Thank goodness the portrayal isn’t meant to be realistic. In fact, this portrayal of free enterprise seems totally absurd, unless we remember that American companies were accused of supplying Iraq with weapons in Desert Storm virtually up to the moment we attacked them. And, of course, we’ve sold weapons to the Israelis and the Arabs for years, even though they seem to be mainly intended for use against each other. I was a bit surprised when I was training at Armor School at Fort Knox to discover that we were training Arab tank officers, though, of course, we had trained Israeli officers in previous classes.

In what appears to be the ultimate betrayal, Milo even has M&M Enterprises bomb his own unit. Even Colonel Cathcart is outraged:

This time Milo had gone too far. Bombing his own men and planes was more than even the most phlegmatic observer could stomach, and it looked like the end for him.

Decent people everywhere were affronted, and Milo was all washed up until he opened his books to the public and disclosed the tremendous profit he had made. He could reimburse the government for all the people and property he had destroyed and still have enough money left over to continue buying Egyptian cotton. Everybody, of course, owned a share. And the sweetest part of the whole deal was that there was really no need to reimburse the government at all.
“In a democracy, the government is the people,” Milo explained. “We’re the people, aren’t we? So we might just as well keep the money and eliminate the middleman.”

Of course, Catch-22 is purely fictional, so there’s obviously no similarity to Sadam Hussein’s Catch-22: Americans gave him weapons of mass destruction to use against the Iranians, you know those dreaded chemical weapons, then we destroyed him because he “had weapons of mass destruction.” We knew he had weapons of mass destruction, and we knew that because we had sold them to him. What more proof could anyone demand?

If you complain that such actions are “crazy,’ and protest too loudly, you, too, may be watched and pronounced “crazy,” just as Yossarian was pronounced crazy by the Army psychiatrist:

“You’re immature. You’ve been unable to adjust to the idea of war.
“Yes, sir.”
“You have a morbid aversion to dying. You probably resent the fact that you’re at war and might get your head blown off any second.”
“I more than resent it, sir. I’m absolutely incensed.”
“You have deep-seated survival anxieties. And you don’t like bigots, bullies, snobs, or hypocrites. Subconsciously there are many people you hate.”
“Consciously, sir, consciously,” Yossarian corrected in an effort to help. “I hate them consciously.”
“You’re antagonistic to the idea of being robbed, exploited, degraded, humiliated, or deceived. Misery depresses you. Ignorance depresses you. Persecution depresses you. Violence depresses you. Slums depress you. Greed depresses you. Crime depresses you. Corruption depresses you. You know, it wouldn’t surprise me if you’re a manic depressive!”

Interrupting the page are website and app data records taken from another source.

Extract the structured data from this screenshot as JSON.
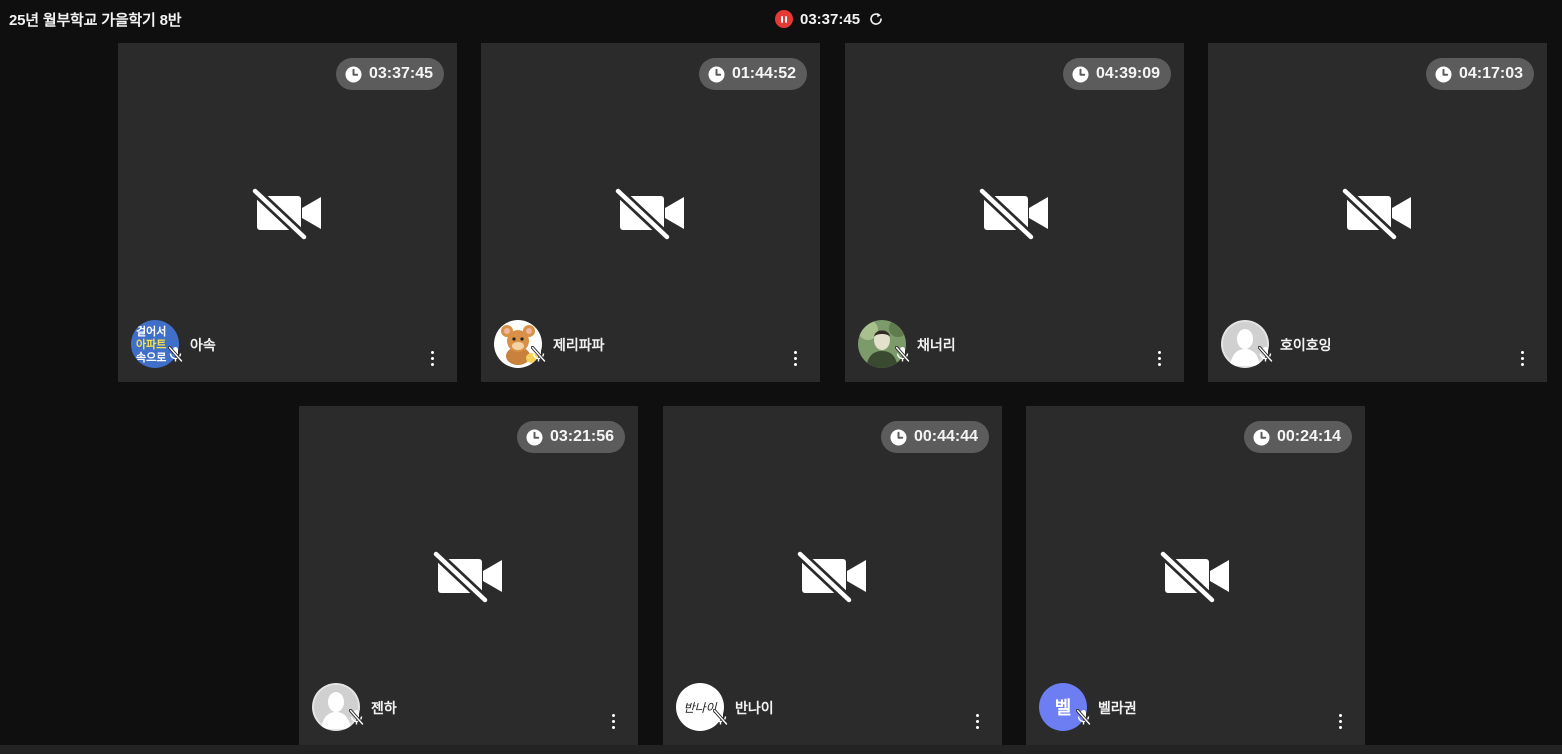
{
  "room": {
    "title": "25년 월부학교 가을학기 8반"
  },
  "session": {
    "elapsed": "03:37:45"
  },
  "participants": [
    {
      "name": "아속",
      "timer": "03:37:45",
      "avatar_lines": [
        "걸어서",
        "아파트",
        "속으로"
      ]
    },
    {
      "name": "제리파파",
      "timer": "01:44:52"
    },
    {
      "name": "채너리",
      "timer": "04:39:09"
    },
    {
      "name": "호이호잉",
      "timer": "04:17:03"
    },
    {
      "name": "젠하",
      "timer": "03:21:56"
    },
    {
      "name": "반나이",
      "timer": "00:44:44",
      "avatar_text": "반나이"
    },
    {
      "name": "벨라권",
      "timer": "00:24:14",
      "avatar_text": "벨"
    }
  ],
  "colors": {
    "background": "#0f0f0f",
    "tile": "#2b2b2b",
    "timer_pill": "#5c5c5c",
    "record_accent": "#e53935",
    "initial_avatar": "#6c7ef2"
  },
  "icons": {
    "camera_status": "video-off-icon",
    "microphone_status": "mic-off-icon",
    "timer": "clock-icon",
    "participant_menu": "more-vertical-icon",
    "session_record": "pause-icon",
    "session_refresh": "refresh-icon"
  }
}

If you don’t feel precisely the way Yossarian does, I’m a little worried about YOU. It seems hard not to get depressed by what’s happening in society if you don’t think that the ultimate goal of society is to consume everything in sight, no matter what the consequences.